Task description:
When a line in the listing below contains the word "this", return a copy of that line.

Data for analysis:
****
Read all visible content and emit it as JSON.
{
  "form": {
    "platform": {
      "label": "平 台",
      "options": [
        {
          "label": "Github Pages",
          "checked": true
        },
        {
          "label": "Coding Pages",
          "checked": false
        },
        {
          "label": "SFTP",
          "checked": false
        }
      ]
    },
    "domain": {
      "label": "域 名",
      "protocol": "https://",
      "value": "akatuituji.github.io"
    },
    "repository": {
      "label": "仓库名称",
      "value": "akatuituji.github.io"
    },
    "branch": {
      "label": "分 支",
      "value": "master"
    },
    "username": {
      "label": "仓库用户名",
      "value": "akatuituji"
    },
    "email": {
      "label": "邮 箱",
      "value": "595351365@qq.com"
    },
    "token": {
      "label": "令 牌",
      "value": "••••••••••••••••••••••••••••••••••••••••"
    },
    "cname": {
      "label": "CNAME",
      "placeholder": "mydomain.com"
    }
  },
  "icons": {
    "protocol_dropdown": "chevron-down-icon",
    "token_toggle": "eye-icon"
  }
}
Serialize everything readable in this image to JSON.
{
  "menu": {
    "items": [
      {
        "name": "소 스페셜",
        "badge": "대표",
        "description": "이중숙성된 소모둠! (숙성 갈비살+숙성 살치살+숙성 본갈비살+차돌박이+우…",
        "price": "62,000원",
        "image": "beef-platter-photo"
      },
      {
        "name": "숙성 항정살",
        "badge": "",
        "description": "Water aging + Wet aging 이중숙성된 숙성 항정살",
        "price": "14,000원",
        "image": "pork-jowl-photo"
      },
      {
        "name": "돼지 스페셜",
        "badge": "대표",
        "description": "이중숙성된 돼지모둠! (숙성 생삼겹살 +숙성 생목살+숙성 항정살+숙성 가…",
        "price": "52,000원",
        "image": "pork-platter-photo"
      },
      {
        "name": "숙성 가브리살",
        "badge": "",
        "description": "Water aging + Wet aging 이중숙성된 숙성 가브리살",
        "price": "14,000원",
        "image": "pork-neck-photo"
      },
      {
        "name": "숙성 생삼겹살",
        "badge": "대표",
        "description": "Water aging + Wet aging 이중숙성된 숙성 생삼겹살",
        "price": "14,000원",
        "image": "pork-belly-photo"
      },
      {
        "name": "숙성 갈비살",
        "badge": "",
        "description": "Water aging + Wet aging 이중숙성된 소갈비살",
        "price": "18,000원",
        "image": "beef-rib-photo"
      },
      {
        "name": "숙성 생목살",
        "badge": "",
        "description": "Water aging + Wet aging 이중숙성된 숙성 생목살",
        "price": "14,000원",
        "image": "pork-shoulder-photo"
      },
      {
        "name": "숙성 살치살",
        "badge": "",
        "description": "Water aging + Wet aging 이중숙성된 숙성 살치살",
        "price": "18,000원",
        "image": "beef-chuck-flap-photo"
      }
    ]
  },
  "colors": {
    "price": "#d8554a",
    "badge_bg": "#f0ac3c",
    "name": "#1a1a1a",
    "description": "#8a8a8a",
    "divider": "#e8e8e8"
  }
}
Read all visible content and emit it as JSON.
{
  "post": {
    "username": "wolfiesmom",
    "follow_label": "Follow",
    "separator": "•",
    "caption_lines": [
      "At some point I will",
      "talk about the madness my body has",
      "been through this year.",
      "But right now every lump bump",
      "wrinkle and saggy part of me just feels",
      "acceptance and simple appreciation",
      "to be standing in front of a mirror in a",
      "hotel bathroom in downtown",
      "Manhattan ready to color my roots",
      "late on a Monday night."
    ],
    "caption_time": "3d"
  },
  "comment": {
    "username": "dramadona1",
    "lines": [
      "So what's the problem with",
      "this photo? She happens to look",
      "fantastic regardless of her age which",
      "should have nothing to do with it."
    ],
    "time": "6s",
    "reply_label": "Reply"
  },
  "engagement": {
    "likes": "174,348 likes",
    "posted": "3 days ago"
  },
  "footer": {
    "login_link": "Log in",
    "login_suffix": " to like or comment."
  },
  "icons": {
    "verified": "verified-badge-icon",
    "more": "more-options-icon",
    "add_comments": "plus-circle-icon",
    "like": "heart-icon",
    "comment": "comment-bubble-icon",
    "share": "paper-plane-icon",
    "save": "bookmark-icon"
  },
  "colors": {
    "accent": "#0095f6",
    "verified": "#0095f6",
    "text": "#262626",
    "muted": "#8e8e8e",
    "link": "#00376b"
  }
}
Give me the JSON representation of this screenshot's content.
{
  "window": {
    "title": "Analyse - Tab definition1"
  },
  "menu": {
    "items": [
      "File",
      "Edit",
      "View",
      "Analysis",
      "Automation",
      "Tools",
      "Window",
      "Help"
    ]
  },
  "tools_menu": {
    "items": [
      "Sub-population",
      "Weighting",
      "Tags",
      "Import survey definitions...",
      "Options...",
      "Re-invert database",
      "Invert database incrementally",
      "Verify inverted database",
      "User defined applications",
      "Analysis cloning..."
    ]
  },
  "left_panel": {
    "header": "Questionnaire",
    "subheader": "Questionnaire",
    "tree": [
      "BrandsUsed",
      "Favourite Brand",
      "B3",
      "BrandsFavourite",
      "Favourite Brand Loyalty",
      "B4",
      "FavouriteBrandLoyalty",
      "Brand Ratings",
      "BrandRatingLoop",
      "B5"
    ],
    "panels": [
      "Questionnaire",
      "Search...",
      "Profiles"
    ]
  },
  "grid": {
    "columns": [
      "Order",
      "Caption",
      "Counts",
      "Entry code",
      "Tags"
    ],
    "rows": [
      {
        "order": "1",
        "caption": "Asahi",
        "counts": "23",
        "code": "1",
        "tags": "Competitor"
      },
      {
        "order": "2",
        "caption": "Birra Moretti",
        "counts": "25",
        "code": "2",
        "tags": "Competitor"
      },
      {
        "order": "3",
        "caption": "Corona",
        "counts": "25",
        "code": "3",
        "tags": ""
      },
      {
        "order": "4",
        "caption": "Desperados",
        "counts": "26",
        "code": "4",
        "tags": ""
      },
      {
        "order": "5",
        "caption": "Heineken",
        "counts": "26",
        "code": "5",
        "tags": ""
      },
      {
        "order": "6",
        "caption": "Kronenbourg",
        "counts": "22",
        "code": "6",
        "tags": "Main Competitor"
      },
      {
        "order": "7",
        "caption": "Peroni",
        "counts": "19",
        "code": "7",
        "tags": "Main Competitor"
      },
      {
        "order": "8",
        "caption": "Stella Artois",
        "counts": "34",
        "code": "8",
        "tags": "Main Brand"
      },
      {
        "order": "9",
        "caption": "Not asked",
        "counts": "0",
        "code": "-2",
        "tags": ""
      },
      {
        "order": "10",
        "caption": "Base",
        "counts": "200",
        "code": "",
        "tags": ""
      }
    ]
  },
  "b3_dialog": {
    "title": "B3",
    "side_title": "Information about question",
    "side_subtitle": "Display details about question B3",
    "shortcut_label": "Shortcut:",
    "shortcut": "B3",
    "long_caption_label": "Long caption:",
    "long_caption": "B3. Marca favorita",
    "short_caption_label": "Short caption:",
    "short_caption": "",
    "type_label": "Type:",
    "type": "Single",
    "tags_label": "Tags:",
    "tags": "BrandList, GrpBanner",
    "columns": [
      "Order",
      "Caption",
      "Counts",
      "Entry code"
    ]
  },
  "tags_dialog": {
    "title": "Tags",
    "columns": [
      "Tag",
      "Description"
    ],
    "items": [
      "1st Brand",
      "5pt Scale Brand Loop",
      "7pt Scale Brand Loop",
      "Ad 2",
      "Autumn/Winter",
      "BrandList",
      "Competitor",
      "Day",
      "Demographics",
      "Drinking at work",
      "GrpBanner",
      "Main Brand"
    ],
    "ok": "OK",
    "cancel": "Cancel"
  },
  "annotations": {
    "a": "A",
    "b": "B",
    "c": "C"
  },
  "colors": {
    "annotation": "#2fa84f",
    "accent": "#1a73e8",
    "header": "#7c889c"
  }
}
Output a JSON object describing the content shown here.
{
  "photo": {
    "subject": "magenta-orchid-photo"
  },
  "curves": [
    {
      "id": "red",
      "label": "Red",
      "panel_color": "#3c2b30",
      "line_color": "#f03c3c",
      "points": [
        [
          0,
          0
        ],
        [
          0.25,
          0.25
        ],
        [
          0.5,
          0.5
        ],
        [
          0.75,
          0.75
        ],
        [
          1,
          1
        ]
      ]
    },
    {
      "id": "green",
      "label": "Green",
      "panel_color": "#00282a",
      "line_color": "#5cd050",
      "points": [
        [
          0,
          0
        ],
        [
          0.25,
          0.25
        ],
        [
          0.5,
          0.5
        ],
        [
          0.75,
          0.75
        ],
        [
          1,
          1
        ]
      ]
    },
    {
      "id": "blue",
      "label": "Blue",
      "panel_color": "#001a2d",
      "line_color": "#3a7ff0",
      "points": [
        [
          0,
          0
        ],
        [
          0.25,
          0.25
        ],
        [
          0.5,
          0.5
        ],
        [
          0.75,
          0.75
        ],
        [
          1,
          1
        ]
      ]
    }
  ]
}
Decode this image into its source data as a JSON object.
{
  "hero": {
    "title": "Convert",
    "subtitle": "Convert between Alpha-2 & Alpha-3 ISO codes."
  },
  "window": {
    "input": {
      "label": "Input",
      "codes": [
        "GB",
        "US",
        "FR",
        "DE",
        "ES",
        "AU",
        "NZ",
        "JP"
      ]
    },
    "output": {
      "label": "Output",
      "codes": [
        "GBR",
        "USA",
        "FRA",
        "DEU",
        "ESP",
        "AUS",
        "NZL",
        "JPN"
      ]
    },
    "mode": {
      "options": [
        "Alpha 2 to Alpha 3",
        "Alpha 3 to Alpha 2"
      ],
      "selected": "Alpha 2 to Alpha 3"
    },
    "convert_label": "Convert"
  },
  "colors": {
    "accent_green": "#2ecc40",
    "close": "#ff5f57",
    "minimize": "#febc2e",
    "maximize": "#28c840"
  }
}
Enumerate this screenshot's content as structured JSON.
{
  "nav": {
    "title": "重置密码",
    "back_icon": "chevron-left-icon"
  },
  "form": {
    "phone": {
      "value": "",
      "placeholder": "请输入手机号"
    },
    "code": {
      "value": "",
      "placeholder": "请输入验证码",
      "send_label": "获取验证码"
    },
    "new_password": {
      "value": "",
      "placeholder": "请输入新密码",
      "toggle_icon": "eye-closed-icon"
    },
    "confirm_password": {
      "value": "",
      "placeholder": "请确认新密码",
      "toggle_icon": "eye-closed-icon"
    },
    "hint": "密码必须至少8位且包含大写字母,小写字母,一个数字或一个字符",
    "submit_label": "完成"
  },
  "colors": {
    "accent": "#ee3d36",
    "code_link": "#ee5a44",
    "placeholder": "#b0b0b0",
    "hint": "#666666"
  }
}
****
Reply:
Serialize everything readable in this image to JSON.
      "been through this year.",
      "this photo? She happens to look",
Give me the JSON representation of this screenshot's content.
Decode this image into its source data as a JSON object.
Enumerate this screenshot's content as structured JSON.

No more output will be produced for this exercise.